Lines from the records below that contain the word "Herder" are to be copied out.

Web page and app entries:

###

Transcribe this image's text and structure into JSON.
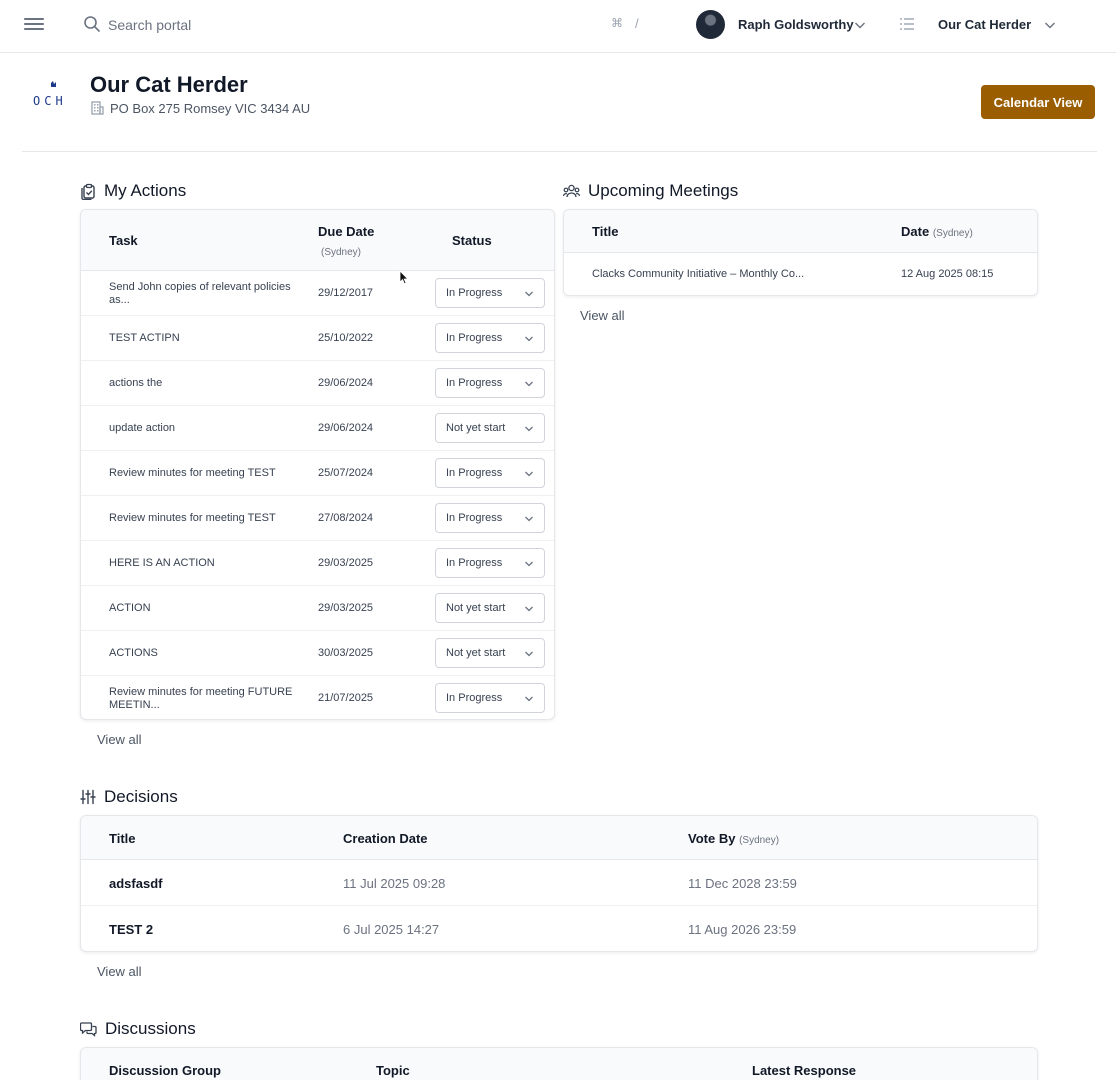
{
  "topbar": {
    "search_placeholder": "Search portal",
    "shortcut_key": "⌘",
    "shortcut_slash": "/",
    "user_name": "Raph Goldsworthy",
    "org_name": "Our Cat Herder"
  },
  "org": {
    "logo_text": "OCH",
    "title": "Our Cat Herder",
    "address": "PO Box 275 Romsey VIC 3434 AU",
    "calendar_button": "Calendar View"
  },
  "actions": {
    "heading": "My Actions",
    "col_task": "Task",
    "col_due": "Due Date",
    "col_due_tz": "(Sydney)",
    "col_status": "Status",
    "rows": [
      {
        "task": "Send John copies of relevant policies as...",
        "due": "29/12/2017",
        "status": "In Progress"
      },
      {
        "task": "TEST ACTIPN",
        "due": "25/10/2022",
        "status": "In Progress"
      },
      {
        "task": "actions the",
        "due": "29/06/2024",
        "status": "In Progress"
      },
      {
        "task": "update action",
        "due": "29/06/2024",
        "status": "Not yet start"
      },
      {
        "task": "Review minutes for meeting TEST",
        "due": "25/07/2024",
        "status": "In Progress"
      },
      {
        "task": "Review minutes for meeting TEST",
        "due": "27/08/2024",
        "status": "In Progress"
      },
      {
        "task": "HERE IS AN ACTION",
        "due": "29/03/2025",
        "status": "In Progress"
      },
      {
        "task": "ACTION",
        "due": "29/03/2025",
        "status": "Not yet start"
      },
      {
        "task": "ACTIONS",
        "due": "30/03/2025",
        "status": "Not yet start"
      },
      {
        "task": "Review minutes for meeting FUTURE MEETIN...",
        "due": "21/07/2025",
        "status": "In Progress"
      }
    ],
    "view_all": "View all"
  },
  "meetings": {
    "heading": "Upcoming Meetings",
    "col_title": "Title",
    "col_date": "Date",
    "col_date_tz": "(Sydney)",
    "rows": [
      {
        "title": "Clacks Community Initiative – Monthly Co...",
        "date": "12 Aug 2025 08:15"
      }
    ],
    "view_all": "View all"
  },
  "decisions": {
    "heading": "Decisions",
    "col_title": "Title",
    "col_created": "Creation Date",
    "col_vote": "Vote By",
    "col_vote_tz": "(Sydney)",
    "rows": [
      {
        "title": "adsfasdf",
        "created": "11 Jul 2025 09:28",
        "vote_by": "11 Dec 2028 23:59"
      },
      {
        "title": "TEST 2",
        "created": "6 Jul 2025 14:27",
        "vote_by": "11 Aug 2026 23:59"
      }
    ],
    "view_all": "View all"
  },
  "discussions": {
    "heading": "Discussions",
    "col_group": "Discussion Group",
    "col_topic": "Topic",
    "col_latest": "Latest Response"
  },
  "colors": {
    "accent": "#9a5d00",
    "border": "#e5e7eb",
    "header_bg": "#f9fafb"
  }
}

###

→ EXERCISE RESULT
    "org_name": "Our Cat Herder"
    "title": "Our Cat Herder",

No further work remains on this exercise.